> [Exercise instructions]:
Look through the material below and show every line with the word "label".

> [Dataset content]:
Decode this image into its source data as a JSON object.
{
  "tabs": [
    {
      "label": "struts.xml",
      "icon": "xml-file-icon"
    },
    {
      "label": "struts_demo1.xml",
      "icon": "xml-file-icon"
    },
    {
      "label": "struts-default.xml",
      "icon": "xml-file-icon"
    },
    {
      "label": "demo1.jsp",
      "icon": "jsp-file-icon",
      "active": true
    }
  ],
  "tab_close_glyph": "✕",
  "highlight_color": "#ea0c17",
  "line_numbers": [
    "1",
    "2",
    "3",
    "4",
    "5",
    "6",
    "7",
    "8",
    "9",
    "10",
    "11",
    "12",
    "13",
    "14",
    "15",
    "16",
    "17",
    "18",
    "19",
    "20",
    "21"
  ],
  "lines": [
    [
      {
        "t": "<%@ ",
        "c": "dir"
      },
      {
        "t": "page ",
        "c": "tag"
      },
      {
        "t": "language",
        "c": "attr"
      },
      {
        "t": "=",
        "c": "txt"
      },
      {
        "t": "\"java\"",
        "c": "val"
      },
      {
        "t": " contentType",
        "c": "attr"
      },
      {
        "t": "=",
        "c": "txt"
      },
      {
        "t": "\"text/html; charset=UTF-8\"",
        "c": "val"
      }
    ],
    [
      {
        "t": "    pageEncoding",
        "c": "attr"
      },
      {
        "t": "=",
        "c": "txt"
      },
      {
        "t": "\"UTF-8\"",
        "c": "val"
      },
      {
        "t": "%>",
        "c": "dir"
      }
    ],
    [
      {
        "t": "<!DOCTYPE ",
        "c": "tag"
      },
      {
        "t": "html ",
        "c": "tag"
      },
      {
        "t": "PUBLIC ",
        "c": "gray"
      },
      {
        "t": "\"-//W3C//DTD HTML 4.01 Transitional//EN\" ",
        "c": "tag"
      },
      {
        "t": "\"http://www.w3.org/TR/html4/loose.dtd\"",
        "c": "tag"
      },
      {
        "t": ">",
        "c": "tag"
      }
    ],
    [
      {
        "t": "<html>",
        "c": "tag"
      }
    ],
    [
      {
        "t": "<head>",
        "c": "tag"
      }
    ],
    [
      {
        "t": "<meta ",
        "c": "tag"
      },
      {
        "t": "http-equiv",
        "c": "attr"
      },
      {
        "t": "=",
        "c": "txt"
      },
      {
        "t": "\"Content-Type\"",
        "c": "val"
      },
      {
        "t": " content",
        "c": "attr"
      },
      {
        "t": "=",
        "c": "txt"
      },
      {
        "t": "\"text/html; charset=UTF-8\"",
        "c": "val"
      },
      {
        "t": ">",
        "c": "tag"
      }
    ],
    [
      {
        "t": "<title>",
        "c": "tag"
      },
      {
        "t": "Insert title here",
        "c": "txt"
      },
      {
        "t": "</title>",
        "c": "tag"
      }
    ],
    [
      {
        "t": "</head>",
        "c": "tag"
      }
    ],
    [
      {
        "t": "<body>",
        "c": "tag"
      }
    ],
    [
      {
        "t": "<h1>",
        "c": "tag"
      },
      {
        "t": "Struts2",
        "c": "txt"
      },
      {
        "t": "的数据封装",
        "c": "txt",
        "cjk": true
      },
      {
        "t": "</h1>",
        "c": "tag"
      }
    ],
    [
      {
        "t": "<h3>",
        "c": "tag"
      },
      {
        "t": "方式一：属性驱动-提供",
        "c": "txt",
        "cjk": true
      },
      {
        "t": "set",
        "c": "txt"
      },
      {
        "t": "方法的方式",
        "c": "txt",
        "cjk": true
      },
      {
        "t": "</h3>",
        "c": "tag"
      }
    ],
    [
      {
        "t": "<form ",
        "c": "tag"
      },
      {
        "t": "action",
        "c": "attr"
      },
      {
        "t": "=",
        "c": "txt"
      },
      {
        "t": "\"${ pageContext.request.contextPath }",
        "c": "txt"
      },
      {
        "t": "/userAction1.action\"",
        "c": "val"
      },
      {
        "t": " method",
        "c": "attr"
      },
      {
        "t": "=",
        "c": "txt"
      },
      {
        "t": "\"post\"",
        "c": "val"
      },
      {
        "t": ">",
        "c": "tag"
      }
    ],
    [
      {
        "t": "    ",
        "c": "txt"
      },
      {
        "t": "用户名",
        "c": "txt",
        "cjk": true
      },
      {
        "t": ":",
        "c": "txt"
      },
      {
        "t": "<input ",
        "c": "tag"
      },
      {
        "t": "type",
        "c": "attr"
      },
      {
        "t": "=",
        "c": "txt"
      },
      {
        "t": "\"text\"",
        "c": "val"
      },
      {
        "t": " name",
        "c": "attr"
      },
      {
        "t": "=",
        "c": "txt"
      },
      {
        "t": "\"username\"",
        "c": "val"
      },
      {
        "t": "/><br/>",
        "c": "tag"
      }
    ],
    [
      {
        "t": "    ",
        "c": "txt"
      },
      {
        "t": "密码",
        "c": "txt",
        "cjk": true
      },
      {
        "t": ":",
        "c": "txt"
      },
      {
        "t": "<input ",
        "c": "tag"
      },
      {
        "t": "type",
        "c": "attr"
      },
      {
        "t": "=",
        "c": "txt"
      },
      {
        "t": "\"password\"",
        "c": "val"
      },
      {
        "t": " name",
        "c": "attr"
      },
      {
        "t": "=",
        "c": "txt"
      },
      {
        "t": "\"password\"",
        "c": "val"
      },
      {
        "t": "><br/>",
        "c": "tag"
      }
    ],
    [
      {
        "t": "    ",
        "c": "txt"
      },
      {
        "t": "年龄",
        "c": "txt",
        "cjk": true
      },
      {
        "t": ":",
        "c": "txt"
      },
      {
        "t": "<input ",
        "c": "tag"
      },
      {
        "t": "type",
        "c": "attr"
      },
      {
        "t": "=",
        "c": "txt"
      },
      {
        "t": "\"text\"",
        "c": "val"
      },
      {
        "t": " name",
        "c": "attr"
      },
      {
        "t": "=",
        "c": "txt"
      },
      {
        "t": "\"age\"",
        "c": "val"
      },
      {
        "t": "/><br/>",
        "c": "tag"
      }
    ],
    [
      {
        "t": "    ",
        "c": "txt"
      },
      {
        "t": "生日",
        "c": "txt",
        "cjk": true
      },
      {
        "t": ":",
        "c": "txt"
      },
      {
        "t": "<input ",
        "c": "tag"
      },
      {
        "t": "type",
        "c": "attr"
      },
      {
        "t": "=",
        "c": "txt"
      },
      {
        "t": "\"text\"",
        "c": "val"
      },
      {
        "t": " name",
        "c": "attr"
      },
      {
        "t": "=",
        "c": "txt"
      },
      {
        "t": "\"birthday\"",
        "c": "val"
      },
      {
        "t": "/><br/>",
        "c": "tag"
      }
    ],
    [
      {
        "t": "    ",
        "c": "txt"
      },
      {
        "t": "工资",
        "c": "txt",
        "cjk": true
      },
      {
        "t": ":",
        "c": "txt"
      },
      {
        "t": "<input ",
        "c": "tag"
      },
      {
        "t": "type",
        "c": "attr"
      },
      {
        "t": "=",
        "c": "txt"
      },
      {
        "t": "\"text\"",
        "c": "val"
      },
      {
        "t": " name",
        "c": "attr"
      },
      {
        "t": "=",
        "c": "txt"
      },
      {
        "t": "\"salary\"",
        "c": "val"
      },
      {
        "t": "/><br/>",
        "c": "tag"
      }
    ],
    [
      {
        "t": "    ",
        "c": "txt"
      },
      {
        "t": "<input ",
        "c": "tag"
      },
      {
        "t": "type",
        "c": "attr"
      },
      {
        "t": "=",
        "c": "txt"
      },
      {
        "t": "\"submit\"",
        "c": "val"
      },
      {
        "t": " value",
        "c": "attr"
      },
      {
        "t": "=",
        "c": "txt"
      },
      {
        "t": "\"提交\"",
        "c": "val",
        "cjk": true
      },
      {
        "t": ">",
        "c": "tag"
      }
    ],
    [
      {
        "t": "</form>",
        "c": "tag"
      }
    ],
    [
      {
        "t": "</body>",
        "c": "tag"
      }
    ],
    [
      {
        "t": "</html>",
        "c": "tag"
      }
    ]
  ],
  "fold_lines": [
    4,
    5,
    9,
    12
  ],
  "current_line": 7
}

> [Result]:
      "label": "struts.xml",
      "label": "struts_demo1.xml",
      "label": "struts-default.xml",
      "label": "demo1.jsp",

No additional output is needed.